Our teammate, Amanda Vaught, pointed out that mutual funds are less transparent than ETFs because the day-to-day activity is not obvious.  An investor in a mutual fund will not know except for once per quarter, what positions are in the fund. An ETF can be monitored regularly.

The last equity asset type we buy for you are individual stocks.  In this situation, you own a piece of the company and pay no 3rd party fund manager (outside of your Propel advisory fee).  

Buying and Selling Equity Assets

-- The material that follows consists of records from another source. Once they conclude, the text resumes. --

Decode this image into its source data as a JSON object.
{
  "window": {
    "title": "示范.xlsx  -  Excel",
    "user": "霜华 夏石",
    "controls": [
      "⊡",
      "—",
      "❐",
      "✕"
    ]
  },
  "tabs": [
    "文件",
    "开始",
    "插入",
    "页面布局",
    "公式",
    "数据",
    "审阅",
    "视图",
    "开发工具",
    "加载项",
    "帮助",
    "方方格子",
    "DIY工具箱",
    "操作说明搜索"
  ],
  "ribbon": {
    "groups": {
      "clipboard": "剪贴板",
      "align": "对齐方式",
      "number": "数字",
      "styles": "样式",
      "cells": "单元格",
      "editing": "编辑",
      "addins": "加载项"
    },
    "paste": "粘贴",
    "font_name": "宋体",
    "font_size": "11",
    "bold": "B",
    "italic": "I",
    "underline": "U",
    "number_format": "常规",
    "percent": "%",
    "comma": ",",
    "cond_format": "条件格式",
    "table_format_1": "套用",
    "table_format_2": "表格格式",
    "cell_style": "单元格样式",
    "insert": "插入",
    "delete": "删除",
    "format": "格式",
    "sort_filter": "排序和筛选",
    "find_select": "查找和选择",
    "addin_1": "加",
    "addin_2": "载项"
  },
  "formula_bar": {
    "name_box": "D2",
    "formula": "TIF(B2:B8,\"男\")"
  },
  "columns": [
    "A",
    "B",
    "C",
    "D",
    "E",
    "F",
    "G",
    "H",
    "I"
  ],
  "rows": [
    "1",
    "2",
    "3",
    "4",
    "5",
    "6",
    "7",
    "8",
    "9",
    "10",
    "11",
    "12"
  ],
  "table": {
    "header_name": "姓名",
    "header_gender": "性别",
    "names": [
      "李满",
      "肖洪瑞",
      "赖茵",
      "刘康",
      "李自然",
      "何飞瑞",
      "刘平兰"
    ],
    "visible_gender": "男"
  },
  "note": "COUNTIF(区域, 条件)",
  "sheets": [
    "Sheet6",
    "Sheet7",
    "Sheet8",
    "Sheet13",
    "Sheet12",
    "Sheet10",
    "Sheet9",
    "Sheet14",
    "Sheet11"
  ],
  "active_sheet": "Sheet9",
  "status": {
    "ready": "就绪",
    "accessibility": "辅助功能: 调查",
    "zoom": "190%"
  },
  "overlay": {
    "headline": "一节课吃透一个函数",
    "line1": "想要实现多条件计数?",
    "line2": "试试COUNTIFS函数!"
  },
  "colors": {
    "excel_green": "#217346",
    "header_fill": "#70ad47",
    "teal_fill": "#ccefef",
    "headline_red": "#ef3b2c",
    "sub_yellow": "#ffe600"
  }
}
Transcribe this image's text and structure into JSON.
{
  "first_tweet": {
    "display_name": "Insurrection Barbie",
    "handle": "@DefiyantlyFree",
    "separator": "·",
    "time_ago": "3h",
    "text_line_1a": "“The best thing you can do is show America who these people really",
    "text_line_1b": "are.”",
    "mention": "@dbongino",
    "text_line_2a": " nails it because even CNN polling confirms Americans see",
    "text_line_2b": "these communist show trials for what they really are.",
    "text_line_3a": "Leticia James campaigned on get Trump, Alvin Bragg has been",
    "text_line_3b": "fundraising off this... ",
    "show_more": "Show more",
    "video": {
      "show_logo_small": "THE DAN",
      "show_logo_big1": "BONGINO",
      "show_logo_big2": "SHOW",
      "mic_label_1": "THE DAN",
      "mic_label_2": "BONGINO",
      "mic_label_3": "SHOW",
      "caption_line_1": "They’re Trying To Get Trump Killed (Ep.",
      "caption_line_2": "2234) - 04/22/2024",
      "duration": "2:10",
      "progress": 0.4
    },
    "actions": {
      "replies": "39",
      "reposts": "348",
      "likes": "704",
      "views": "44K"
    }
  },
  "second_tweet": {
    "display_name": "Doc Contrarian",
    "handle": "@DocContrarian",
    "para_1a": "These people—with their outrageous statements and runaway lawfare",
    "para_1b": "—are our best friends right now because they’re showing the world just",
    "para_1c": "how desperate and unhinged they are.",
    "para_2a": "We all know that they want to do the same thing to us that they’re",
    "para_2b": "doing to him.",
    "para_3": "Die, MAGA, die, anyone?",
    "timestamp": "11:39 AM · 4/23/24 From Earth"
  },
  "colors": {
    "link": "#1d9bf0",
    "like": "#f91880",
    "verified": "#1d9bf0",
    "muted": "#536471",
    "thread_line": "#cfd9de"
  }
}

When it comes to buying or selling a mutual fund or ETF, they are quite different.  Mutual funds have a closing price that is determined at the end of each market day.  Every investor, whether they submit a purchase or sale in the morning or the afternoon, gets the same price.  

ETF’s, on the other hand, trade like stocks.  Both ETF’s and stock prices change constantly throughout the day.  You will get the price at the moment you submit a trade, unless you limit your order to a specific price (called a limit order).

They also “close” differently.  It takes just 1 day for a mutual fund trade to be completed.  If you enter a sale on Thursday, the cash proceeds will be available on Friday morning.  ETF and stock trades take two days to close.  If you sell a stock on Thursday, the cash will settle on Monday.

Tax Considerations

Something we did not delve into much on the podcast was tax considerations of owning equity assets in a taxable brokerage account.  A taxable brokerage account is pretty much any account that is not a retirement account (IRA, 401(k), Roth IRA, 457 plan, 403(b)) or a college savings account (529 plan, Education Savings IRA).  

While you own them, all three types of equity assets could be producing taxable income in the form of dividends or, in the case of mutual funds, capital gains distributions.

Dividends are payouts of profit from the company or companies that you invest in.  Dividends are either qualified or nonqualified.  Investopedia offers a detailed article about Qualified dividends if you’d like to read it.  The gist is that stock shares “that pay dividends must be held for at least 61 days within a 121 day period that begins 60 days before the ex-dividend date [the period of time in which a shareholder qualifies for the current announced dividend rate]” in order to be Qualified for tax purposes.  What Are Qualified Dividends, and How Are They Taxed? (investopedia.com).

Qualified dividend tax rates are often more favorable than unqualified dividend tax rates.  A taxpayer will pay federal tax of between 0% and 20% on a qualified dividend depending on their Adjusted Gross Income (AGI) for that tax year, just like capital gains.  Nonqualified dividends are taxed like regular income and could be taxed as high as 37%, dependent upon the taxpayer’s AGI that year.  

Mutual funds pay out capital gains as well because they hold onto the gains in a fund until the very end of the year.  Those capital gains are subject to federal income tax rates between 0 & 20% depending on the taxpayer’s AGI.

It is worth noting that you do not have to distribute the cash proceeds from your brokerage account in order to be taxed.  Many investors simply reinvest the dividends and capital gains upon receipt.  You will still pay the tax on it, but those amounts will not be taxable later.  

Basically, the longer you hold an asset, the better the chance you have of paying capital gains rates instead of regular income tax rates on your taxable equity asset income.

The Allocation Decision

Now that you know about each type of equity asset, how do you decide what to invest in?  

While it’s true that there are literally thousands of options, and you could end up being invested in hundreds of companies, what is the best way to build your portfolio?

Our team is here to help you with that issue.  Listen to our full podcast to get insights about how we individualize your portfolio to address your interests, goals and needs.